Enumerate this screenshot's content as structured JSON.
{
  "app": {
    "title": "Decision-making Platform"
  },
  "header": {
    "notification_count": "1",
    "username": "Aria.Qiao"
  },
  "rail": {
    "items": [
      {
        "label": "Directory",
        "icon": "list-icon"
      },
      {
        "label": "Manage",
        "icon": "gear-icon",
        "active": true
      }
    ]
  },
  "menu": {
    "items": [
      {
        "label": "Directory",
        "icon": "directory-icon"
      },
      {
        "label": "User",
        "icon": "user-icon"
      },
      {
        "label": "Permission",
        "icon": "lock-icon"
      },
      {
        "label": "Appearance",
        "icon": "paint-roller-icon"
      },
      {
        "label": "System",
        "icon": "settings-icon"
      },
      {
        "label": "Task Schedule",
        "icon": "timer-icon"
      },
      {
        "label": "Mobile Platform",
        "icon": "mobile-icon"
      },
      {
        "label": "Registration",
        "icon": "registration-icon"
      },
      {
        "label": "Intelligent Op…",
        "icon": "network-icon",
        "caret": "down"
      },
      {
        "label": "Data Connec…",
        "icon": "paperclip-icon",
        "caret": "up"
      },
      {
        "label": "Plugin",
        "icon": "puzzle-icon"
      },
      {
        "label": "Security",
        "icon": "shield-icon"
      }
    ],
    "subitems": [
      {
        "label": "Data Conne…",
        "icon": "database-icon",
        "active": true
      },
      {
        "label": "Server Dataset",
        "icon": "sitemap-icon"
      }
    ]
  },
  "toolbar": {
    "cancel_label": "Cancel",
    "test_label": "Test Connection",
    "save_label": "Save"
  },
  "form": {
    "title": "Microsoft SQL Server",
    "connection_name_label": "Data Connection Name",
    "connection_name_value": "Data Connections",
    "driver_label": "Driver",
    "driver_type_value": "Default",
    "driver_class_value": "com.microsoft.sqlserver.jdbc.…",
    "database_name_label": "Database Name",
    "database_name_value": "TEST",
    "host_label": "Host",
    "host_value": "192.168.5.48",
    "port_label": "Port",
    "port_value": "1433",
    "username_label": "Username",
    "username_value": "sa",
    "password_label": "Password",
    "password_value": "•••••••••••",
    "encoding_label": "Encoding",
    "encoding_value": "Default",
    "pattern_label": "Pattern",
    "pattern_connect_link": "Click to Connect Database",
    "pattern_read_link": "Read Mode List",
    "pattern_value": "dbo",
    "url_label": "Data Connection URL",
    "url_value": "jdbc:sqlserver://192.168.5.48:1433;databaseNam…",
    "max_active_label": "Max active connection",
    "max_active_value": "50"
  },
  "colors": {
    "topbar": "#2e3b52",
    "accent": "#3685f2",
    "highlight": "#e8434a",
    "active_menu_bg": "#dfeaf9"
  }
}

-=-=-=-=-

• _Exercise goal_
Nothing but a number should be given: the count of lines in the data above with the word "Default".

• _Solved problem_
2